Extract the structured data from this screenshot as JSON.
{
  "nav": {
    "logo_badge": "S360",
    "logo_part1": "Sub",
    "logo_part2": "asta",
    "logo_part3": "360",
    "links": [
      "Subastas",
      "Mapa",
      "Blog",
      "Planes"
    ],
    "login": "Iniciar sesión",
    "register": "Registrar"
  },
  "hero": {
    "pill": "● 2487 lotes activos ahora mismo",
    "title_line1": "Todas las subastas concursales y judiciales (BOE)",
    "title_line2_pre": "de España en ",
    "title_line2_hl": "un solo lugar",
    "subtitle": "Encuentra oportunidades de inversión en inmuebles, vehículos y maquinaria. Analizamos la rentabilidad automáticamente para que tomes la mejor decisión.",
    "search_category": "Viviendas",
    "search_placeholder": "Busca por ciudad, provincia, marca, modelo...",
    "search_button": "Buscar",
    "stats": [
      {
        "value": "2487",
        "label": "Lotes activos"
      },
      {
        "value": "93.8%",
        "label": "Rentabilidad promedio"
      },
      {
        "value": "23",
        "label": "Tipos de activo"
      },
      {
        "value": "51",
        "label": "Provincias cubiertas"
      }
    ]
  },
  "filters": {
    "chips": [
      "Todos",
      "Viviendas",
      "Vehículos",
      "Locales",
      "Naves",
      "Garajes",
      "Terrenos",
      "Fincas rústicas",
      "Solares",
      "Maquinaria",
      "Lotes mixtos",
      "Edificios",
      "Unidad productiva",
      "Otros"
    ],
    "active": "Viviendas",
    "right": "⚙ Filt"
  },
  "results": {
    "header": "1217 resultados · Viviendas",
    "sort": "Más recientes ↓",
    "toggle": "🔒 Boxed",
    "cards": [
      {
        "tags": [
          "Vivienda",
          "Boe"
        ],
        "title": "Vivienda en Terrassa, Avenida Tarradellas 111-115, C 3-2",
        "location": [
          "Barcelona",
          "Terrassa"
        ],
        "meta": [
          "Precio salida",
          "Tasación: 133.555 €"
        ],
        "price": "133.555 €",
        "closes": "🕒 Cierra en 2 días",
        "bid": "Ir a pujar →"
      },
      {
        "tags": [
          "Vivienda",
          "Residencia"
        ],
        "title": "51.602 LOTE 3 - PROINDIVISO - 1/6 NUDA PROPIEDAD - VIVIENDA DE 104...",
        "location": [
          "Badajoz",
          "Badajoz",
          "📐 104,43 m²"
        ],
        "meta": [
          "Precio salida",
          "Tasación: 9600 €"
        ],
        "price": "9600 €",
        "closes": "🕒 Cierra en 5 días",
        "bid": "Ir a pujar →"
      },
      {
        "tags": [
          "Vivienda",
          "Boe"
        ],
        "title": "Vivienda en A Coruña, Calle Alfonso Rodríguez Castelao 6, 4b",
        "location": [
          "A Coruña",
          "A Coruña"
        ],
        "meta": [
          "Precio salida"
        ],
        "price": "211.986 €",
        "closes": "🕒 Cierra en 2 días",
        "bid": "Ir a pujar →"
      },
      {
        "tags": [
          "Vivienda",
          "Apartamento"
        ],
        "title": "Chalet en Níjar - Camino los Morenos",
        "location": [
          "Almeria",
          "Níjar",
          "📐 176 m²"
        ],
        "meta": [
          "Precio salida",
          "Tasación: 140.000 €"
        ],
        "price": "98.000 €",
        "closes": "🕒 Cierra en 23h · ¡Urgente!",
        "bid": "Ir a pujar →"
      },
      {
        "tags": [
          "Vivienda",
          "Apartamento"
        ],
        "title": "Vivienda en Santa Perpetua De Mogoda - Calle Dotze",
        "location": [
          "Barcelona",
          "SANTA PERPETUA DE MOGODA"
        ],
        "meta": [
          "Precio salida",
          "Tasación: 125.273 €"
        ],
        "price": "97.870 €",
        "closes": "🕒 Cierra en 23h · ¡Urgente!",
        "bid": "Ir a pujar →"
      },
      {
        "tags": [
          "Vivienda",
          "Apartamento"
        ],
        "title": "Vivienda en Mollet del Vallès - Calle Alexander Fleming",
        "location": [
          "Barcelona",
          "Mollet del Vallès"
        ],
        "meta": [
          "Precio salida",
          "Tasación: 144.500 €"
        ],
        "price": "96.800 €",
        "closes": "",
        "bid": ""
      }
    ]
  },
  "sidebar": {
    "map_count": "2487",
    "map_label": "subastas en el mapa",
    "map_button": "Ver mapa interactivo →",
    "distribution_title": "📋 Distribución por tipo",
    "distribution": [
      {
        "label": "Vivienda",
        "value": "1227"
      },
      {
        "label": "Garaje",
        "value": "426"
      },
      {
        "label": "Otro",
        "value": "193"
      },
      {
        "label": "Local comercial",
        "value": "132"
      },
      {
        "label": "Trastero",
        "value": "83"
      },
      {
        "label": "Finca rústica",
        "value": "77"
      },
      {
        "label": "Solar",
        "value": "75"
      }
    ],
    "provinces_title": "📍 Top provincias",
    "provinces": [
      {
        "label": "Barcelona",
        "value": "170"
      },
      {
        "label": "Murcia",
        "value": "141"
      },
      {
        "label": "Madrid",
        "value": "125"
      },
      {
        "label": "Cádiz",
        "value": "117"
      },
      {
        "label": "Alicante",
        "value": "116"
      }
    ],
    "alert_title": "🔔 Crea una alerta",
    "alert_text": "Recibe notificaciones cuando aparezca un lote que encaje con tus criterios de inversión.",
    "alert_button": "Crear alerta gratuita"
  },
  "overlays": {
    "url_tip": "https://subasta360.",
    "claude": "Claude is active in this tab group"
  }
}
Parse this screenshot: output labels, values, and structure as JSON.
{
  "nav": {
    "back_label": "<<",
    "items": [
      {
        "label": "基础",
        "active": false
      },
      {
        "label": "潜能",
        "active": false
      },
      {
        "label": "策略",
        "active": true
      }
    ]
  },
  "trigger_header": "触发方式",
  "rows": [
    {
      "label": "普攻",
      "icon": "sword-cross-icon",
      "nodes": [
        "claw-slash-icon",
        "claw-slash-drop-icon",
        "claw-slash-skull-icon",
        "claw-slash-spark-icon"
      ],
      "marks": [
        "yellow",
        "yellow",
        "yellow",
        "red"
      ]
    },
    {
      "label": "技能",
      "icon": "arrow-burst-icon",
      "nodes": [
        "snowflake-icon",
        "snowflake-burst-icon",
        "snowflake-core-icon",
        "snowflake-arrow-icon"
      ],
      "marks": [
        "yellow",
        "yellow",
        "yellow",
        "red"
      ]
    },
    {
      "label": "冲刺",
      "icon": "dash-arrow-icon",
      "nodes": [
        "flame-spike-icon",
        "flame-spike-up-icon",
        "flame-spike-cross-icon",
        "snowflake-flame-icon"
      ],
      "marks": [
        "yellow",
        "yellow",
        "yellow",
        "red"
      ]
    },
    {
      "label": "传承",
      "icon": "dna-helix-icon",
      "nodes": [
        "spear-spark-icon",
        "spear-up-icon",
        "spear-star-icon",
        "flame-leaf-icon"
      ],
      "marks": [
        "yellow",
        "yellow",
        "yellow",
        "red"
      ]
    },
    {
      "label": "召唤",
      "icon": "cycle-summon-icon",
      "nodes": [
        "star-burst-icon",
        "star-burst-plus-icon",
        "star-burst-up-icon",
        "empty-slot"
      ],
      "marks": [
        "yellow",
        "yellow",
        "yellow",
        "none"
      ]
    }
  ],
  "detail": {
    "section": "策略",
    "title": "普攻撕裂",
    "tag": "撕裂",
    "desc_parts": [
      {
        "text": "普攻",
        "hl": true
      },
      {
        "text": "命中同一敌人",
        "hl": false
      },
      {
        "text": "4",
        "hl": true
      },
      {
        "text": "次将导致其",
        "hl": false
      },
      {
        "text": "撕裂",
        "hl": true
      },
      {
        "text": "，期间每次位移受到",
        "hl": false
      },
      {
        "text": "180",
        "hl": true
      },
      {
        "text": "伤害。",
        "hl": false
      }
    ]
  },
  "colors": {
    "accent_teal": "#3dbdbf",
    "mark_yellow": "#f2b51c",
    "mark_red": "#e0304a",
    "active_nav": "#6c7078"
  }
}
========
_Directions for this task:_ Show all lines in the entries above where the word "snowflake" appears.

_Task answer:_
        "snowflake-icon",
        "snowflake-burst-icon",
        "snowflake-core-icon",
        "snowflake-arrow-icon"
        "snowflake-flame-icon"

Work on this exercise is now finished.